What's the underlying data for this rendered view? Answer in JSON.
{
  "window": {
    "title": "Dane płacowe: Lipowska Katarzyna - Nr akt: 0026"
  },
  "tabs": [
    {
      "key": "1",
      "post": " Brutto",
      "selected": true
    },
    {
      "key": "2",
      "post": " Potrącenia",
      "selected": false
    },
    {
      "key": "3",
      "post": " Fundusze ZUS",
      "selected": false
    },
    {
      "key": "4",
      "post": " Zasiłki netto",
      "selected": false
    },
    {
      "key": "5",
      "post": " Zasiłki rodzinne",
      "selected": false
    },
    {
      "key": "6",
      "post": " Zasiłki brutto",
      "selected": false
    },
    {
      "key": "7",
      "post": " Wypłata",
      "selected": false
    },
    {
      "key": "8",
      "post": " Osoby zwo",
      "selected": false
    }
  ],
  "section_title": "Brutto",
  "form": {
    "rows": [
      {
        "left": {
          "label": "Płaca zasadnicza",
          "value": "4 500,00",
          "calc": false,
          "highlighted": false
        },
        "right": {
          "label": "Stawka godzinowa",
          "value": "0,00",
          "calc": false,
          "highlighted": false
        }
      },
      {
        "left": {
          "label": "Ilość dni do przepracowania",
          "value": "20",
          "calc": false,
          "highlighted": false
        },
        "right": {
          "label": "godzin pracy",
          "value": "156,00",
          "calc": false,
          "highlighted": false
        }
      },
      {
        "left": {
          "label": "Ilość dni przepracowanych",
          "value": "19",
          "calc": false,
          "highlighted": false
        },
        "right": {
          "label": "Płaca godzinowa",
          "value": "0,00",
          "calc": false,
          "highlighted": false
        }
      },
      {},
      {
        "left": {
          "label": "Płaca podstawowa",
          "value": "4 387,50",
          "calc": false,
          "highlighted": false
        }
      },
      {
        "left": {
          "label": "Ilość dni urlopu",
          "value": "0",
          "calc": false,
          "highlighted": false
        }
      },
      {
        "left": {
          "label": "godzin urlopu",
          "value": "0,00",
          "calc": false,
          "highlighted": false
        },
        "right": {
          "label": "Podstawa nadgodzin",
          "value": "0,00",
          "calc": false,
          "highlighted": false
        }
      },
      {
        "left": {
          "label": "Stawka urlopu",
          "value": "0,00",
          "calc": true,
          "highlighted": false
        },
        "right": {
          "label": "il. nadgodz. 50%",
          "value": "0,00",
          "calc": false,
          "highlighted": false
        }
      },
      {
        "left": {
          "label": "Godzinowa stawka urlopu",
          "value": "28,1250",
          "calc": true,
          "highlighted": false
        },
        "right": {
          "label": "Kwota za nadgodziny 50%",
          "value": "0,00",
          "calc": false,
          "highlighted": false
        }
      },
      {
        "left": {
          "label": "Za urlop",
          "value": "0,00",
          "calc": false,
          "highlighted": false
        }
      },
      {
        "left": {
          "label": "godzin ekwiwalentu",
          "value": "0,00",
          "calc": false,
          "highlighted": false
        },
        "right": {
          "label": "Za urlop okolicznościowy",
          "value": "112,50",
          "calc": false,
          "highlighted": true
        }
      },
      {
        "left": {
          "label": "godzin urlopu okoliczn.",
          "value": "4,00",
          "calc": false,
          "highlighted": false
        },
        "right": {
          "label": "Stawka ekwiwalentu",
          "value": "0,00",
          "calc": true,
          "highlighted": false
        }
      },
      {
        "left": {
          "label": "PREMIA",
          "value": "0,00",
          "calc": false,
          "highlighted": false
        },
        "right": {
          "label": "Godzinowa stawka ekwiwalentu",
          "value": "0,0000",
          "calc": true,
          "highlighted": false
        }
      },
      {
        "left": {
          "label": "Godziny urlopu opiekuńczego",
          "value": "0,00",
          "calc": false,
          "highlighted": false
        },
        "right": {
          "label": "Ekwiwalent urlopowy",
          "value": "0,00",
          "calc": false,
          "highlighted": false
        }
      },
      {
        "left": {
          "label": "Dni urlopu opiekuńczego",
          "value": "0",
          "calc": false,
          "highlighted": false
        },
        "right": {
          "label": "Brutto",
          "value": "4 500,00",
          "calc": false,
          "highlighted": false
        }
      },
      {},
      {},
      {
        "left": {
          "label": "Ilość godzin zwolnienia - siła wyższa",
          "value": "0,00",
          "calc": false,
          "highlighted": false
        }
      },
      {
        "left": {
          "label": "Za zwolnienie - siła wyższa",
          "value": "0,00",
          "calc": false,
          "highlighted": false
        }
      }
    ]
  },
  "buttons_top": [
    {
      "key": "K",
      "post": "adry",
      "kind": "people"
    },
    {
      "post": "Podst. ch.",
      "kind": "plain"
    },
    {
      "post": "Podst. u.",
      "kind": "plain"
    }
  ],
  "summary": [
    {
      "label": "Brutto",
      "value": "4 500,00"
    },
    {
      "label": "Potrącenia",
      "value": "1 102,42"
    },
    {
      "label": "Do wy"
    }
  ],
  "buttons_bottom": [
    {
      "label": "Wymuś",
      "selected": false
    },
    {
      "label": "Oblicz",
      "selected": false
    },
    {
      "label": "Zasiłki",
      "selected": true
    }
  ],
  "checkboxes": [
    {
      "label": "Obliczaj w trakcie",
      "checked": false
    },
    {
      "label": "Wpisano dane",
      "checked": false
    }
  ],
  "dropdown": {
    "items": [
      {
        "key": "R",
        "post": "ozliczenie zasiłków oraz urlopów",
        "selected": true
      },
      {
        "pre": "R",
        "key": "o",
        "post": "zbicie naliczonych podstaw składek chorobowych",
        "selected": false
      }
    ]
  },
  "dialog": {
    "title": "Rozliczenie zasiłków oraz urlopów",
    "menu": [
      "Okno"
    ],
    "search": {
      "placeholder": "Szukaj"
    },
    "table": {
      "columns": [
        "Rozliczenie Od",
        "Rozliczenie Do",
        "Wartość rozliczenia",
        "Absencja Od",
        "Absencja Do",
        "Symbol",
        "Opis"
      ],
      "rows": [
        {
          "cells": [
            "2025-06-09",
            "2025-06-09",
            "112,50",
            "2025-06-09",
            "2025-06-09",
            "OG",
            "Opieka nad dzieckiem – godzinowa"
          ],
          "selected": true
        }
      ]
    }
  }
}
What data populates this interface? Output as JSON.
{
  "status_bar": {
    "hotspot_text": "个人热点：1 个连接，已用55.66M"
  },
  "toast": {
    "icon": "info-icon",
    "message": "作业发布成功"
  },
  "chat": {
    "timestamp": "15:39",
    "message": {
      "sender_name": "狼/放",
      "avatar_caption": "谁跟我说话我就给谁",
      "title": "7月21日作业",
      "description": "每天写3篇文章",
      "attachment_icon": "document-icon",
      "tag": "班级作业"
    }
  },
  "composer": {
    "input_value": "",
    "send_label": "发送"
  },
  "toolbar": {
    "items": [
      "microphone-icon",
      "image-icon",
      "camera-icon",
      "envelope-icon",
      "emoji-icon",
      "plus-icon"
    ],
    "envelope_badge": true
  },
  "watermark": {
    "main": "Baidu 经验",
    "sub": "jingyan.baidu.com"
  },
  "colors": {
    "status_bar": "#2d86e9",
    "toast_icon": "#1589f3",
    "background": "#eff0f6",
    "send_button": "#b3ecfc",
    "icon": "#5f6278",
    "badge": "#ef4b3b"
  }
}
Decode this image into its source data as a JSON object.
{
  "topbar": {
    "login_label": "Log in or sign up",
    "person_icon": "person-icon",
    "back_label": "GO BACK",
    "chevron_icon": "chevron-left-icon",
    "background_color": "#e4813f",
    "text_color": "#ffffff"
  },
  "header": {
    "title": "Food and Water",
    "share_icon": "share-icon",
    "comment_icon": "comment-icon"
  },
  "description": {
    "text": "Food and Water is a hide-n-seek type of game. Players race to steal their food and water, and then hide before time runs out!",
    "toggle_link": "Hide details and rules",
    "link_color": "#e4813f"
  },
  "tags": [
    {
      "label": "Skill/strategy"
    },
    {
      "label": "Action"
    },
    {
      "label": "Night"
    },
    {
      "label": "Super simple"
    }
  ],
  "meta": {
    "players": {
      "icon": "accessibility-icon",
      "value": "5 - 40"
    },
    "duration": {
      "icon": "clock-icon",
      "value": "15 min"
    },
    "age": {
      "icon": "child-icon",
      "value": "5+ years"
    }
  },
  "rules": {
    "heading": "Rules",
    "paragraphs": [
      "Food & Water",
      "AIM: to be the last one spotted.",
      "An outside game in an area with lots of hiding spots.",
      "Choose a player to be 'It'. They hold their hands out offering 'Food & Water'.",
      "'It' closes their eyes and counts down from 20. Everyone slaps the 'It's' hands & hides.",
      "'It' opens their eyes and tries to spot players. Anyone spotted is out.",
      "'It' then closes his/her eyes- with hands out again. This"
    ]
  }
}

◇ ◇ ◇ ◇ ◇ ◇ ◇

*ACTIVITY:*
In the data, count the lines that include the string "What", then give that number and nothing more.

*ANSWER BELOW:*
2